We note, first, that no request for authentication of the test results under 40 C.F.R. Sec. 2.406 has ever been tendered. Nor has Sun attempted to engage Dr. Spittler as a privately-retained expert. See 40 C.F.R. Secs. 2.401(b)(3), (c). Moreover, the EPA official conducted his monitoring in April 1983, and Sun was aware of the testing early on. The homeowners' litigation was instituted in May 1983. The record reflects that Sun's attorneys were in direct contact with Dr. Spittler no later than September 11, 1984 and obtained what the scientist called the "relevant parts" of his file no later than November 2, 1984. Nonetheless, Sun chose to wait until February 1987 before requesting the state plaintiffs to admit the authenticity and accuracy of the witness's report, and until April 1987 to ask the EPA to make him available. Even after the adverse verdict had been returned in the liability phase of the class action, Sun lingered in the clouds, motionless, for some four months. Having indulged in such lassitude, the appellant can scarcely be heard to complain that established procedure should be discarded in order that it might extricate itself from a self-constructed box. If Sun has been hoist at all, it has been hoist with its own petard.
We need go no further. There are known hazards involved in changing horses in the middle of the stream. Sun's fall from the saddle and the consequent dousing of its late-mounted aspirations mirror those entirely predictable risks. We conclude that the district court, in denying the appellant's motion for reconsideration, did not misuse its discretion in any respect.
Of the Third Circuit, sitting by designation

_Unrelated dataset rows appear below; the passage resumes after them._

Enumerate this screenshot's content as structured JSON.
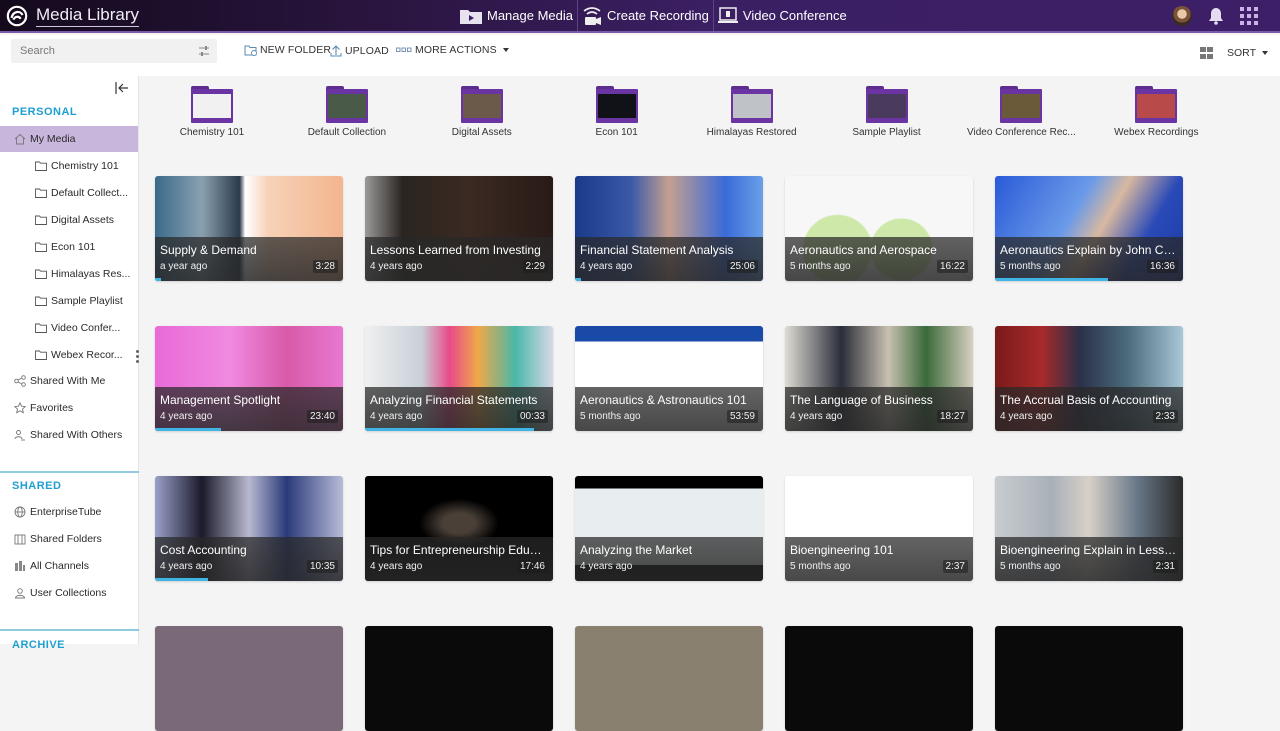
{
  "app": {
    "title": "Media Library"
  },
  "topnav": [
    {
      "label": "Manage Media",
      "icon": "manage-media-icon"
    },
    {
      "label": "Create Recording",
      "icon": "create-recording-icon"
    },
    {
      "label": "Video Conference",
      "icon": "video-conference-icon"
    }
  ],
  "toolbar": {
    "search_placeholder": "Search",
    "new_folder": "NEW FOLDER",
    "upload": "UPLOAD",
    "more_actions": "MORE ACTIONS",
    "sort": "SORT"
  },
  "sidebar": {
    "personal_title": "PERSONAL",
    "my_media": "My Media",
    "folders": [
      "Chemistry 101",
      "Default Collect...",
      "Digital Assets",
      "Econ 101",
      "Himalayas Res...",
      "Sample Playlist",
      "Video Confer...",
      "Webex Recor..."
    ],
    "personal_links": [
      "Shared With Me",
      "Favorites",
      "Shared With Others"
    ],
    "shared_title": "SHARED",
    "shared_links": [
      "EnterpriseTube",
      "Shared Folders",
      "All Channels",
      "User Collections"
    ],
    "archive_title": "ARCHIVE"
  },
  "folders": [
    {
      "label": "Chemistry 101",
      "thumb": "#f1f1f1"
    },
    {
      "label": "Default Collection",
      "thumb": "#4a5a48"
    },
    {
      "label": "Digital Assets",
      "thumb": "#6b5a4a"
    },
    {
      "label": "Econ 101",
      "thumb": "#111118"
    },
    {
      "label": "Himalayas Restored",
      "thumb": "#bfc3c8"
    },
    {
      "label": "Sample Playlist",
      "thumb": "#4a3a5e"
    },
    {
      "label": "Video Conference Rec...",
      "thumb": "#6a5a3a"
    },
    {
      "label": "Webex Recordings",
      "thumb": "#b84a4a"
    }
  ],
  "media": [
    {
      "title": "Supply & Demand",
      "age": "a year ago",
      "duration": "3:28",
      "progress": 0.03,
      "bg": "linear-gradient(90deg,#3a6a8a 0%,#8aa0b0 25%,#2a3a4a 45%,#fff 48%,#f6d2b8 60%,#f3b58e 100%)"
    },
    {
      "title": "Lessons Learned from Investing",
      "age": "4 years ago",
      "duration": "2:29",
      "progress": 0,
      "bg": "linear-gradient(90deg,#9a9a9a 0%,#2a2420 20%,#3a2a22 55%,#2a1a18 100%)"
    },
    {
      "title": "Financial Statement Analysis",
      "age": "4 years ago",
      "duration": "25:06",
      "progress": 0.03,
      "bg": "linear-gradient(90deg,#1a3a8a 0%,#3a5aa8 30%,#c4a090 50%,#3a6ad8 80%,#6aa0e8 100%)"
    },
    {
      "title": "Aeronautics and Aerospace",
      "age": "5 months ago",
      "duration": "16:22",
      "progress": 0,
      "bg": "radial-gradient(circle at 28% 70%,#cde8a8 0 22%,transparent 23%),radial-gradient(circle at 62% 70%,#cde8a8 0 22%,transparent 23%),#f7f7f7"
    },
    {
      "title": "Aeronautics Explain by John Coll...",
      "age": "5 months ago",
      "duration": "16:36",
      "progress": 0.6,
      "bg": "linear-gradient(120deg,#2a5ad8 0%,#6a9ae8 40%,#d8b8a0 55%,#2a4ab8 75%,#1a3aa8 100%)"
    },
    {
      "title": "Management Spotlight",
      "age": "4 years ago",
      "duration": "23:40",
      "progress": 0.35,
      "bg": "linear-gradient(90deg,#e86ad8 0%,#f08ae0 40%,#d85aa8 70%,#e878d0 100%)"
    },
    {
      "title": "Analyzing Financial Statements",
      "age": "4 years ago",
      "duration": "00:33",
      "progress": 0.9,
      "bg": "linear-gradient(90deg,#f0f0f0 0%,#c8d0d8 30%,#e84a8a 45%,#f0a848 60%,#4ab8a8 80%,#d8d8e8 100%)"
    },
    {
      "title": "Aeronautics & Astronautics 101",
      "age": "5 months ago",
      "duration": "53:59",
      "progress": 0,
      "bg": "linear-gradient(#1a4aa8 0 15%,#ffffff 15% 100%)"
    },
    {
      "title": "The Language of Business",
      "age": "4 years ago",
      "duration": "18:27",
      "progress": 0,
      "bg": "linear-gradient(90deg,#e0dcd4 0%,#2a2e3a 30%,#c8c0b0 55%,#3a6a3a 75%,#d8d0c0 100%)"
    },
    {
      "title": "The Accrual Basis of Accounting",
      "age": "4 years ago",
      "duration": "2:33",
      "progress": 0,
      "bg": "linear-gradient(90deg,#7a1a1a 0%,#a82a2a 25%,#2a3048 45%,#4a6a7a 70%,#a8c8d8 100%)"
    },
    {
      "title": "Cost Accounting",
      "age": "4 years ago",
      "duration": "10:35",
      "progress": 0.28,
      "bg": "linear-gradient(90deg,#9aa0c8 0%,#1a1a2a 25%,#b8b8d0 50%,#2a3a7a 70%,#b8bcd8 100%)"
    },
    {
      "title": "Tips for Entrepreneurship Educat...",
      "age": "4 years ago",
      "duration": "17:46",
      "progress": 0,
      "bg": "radial-gradient(ellipse at 50% 45%,#4a4038 0 12%,#000 30%)"
    },
    {
      "title": "Analyzing the Market",
      "age": "4 years ago",
      "duration": "",
      "progress": 0,
      "bg": "linear-gradient(#000 0 12%,#e8eef0 12% 85%,#000 85%)"
    },
    {
      "title": "Bioengineering 101",
      "age": "5 months ago",
      "duration": "2:37",
      "progress": 0,
      "bg": "#ffffff"
    },
    {
      "title": "Bioengineering Explain in Less L...",
      "age": "5 months ago",
      "duration": "2:31",
      "progress": 0,
      "bg": "linear-gradient(90deg,#c8ccd0 0%,#a8b0b8 30%,#d8d0c8 50%,#6a7a8a 75%,#2a2a2a 100%)"
    }
  ],
  "next_row_thumbs": [
    "#7a6a78",
    "#0a0a0a",
    "#8a8070",
    "#0a0a0a",
    "#0a0a0a"
  ],
  "colors": {
    "brand_purple": "#3c1f66",
    "active_item": "#c9b6dd",
    "section_title": "#1f9fd1",
    "progress": "#3fb4e5"
  }
}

Dr. Spittler was then, and apparently still is, Chief, Technical Support Branch, Environmental Services Division, Region I Laboratory of the federal Environmental Protection Agency (EPA). Region I is headquartered in Massachusetts, thus explaining the appellant's choice of venue
The sole relief prayed for in the complaint was "an order requiring the Environmental Protection Agency to produce Dr. Thomas Spittler for a videotaped deposition." The complaint was never amended
The district court, in so ruling, relied principally upon our decision in Giza v. Secretary of HEW, 628 F.2d 748, 751-52 (1st Cir.1980). Given the gravamen of the appellant's case as it then stood, Giza was clearly controlling. See generally United States ex rel. Touhy v. Ragen, 340 U.S. 462, 71 S.Ct. 416, 95 L.Ed.2d 417 (1951)
5 U.S.C. Sec. 301 provides in pertinent part that:
The head of an Executive department or military department may prescribe regulations for the government of his department, the conduct of its employees, the distribution and performance of its business, and the custody, use, and preservation of its records, papers, and property....
We recognize that even actions "committed to agency discretion," 5 U.S.C. Sec. 701(a)(2), may be subject to limited judicial review under special circumstances. E.g., Califano v. Sanders, 430 U.S. 99, 109, 97 S.Ct. 980, 986, 51 L.Ed.2d 192 (1977) (access to the court for constitutional challenges to administrative action not barred). But, Sun does not assert that any such exception applies in the circumstances of this case
To offer but one example, under the regulations the requestor must state the nature of the envisioned testimony and "the reasons why the testimony would be in the interests of EPA." 40 C.F.R. Sec. 2.403. The request letter which Sun forwarded on April 3, 1987 provided absolutely no hint of a clue of a suggestion of a reason why Dr. Spittler's proposed testimony would be in the agency's interest